=== Task to complete ===
A line qualifies if it holds the string "name". Copy every qualifying line from the records.

=== Recorded data ===
=-=-=

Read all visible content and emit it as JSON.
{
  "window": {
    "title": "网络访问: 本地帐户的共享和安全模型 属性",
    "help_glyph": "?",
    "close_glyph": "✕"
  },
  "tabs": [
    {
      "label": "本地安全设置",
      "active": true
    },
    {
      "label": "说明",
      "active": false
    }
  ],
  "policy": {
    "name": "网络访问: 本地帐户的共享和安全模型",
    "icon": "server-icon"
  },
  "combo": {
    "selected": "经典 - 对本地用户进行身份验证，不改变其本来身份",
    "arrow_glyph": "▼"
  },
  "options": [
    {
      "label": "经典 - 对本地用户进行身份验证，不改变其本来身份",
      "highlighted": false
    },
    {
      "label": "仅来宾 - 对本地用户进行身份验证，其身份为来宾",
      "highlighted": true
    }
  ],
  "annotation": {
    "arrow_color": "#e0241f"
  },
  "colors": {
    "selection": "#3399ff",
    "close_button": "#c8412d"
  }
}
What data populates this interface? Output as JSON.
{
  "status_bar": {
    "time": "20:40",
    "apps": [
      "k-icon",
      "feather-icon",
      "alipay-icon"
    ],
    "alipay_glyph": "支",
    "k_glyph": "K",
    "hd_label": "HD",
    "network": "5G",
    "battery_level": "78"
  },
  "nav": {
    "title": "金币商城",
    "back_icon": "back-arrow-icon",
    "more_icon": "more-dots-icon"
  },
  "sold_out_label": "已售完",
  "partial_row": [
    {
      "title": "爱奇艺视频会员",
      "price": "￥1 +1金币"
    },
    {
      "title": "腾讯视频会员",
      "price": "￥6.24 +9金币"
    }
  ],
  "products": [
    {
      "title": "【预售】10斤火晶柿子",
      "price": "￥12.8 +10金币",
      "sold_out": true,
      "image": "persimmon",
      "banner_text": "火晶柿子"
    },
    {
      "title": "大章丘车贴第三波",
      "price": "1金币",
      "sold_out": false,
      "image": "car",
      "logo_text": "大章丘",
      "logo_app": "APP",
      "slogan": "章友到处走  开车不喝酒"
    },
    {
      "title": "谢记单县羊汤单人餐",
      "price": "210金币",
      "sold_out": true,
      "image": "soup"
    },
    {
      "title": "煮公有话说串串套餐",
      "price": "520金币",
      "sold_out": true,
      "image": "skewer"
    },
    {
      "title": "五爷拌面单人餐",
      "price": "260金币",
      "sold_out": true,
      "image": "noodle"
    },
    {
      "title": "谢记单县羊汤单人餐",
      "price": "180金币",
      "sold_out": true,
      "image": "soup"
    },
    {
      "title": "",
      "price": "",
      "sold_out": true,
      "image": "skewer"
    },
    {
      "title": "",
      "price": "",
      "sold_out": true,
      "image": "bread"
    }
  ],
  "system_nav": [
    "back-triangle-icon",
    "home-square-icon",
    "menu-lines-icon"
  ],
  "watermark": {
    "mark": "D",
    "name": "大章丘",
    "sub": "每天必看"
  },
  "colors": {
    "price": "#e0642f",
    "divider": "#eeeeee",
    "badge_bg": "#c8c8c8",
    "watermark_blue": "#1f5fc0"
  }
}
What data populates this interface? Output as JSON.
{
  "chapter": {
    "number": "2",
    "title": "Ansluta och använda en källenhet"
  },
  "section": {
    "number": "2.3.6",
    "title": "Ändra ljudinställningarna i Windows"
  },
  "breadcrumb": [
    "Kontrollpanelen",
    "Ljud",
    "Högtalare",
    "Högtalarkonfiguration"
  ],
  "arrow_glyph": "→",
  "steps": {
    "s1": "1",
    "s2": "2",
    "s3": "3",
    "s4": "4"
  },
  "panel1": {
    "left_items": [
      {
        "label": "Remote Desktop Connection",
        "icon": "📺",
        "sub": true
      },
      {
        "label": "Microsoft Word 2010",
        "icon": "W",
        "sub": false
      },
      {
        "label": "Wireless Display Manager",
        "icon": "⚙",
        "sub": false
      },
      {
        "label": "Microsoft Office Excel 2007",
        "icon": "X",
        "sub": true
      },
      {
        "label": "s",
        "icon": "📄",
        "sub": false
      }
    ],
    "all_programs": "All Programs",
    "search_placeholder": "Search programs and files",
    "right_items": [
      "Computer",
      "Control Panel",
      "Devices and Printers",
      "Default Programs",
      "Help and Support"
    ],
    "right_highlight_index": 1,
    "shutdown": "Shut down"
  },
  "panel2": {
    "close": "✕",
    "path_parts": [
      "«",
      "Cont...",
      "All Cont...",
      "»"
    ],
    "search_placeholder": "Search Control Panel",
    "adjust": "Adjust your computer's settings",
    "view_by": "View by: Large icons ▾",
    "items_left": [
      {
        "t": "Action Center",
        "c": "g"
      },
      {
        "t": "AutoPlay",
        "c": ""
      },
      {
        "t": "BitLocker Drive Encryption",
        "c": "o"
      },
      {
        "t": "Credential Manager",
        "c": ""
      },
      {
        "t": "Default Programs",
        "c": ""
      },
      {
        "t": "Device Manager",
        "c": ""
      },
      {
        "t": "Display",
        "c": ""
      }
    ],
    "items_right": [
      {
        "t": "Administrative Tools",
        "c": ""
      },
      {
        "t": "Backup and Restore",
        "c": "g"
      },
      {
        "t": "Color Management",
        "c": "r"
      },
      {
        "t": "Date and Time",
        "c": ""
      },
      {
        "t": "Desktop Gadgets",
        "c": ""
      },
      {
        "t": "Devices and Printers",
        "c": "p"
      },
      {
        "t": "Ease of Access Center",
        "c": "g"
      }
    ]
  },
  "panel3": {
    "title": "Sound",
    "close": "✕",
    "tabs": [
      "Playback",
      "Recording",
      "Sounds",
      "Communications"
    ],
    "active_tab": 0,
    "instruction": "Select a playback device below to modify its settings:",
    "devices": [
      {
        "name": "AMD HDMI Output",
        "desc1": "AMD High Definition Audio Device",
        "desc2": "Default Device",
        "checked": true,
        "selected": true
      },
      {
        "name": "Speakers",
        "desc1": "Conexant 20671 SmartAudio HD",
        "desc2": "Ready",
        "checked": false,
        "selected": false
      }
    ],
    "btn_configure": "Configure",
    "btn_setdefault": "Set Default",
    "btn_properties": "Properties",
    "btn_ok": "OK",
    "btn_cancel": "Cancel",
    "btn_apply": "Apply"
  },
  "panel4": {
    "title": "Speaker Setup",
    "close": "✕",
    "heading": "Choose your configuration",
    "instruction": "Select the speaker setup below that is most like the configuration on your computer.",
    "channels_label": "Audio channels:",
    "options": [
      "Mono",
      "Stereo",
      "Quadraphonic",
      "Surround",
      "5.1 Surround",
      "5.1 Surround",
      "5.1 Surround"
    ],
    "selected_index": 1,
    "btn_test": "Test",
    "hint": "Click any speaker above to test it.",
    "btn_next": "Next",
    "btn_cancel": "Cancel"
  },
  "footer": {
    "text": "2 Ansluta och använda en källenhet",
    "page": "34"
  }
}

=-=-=

=== Solution to the exercise ===
    "name": "网络访问: 本地帐户的共享和安全模型",
    "name": "大章丘",
        "name": "AMD HDMI Output",
        "name": "Speakers",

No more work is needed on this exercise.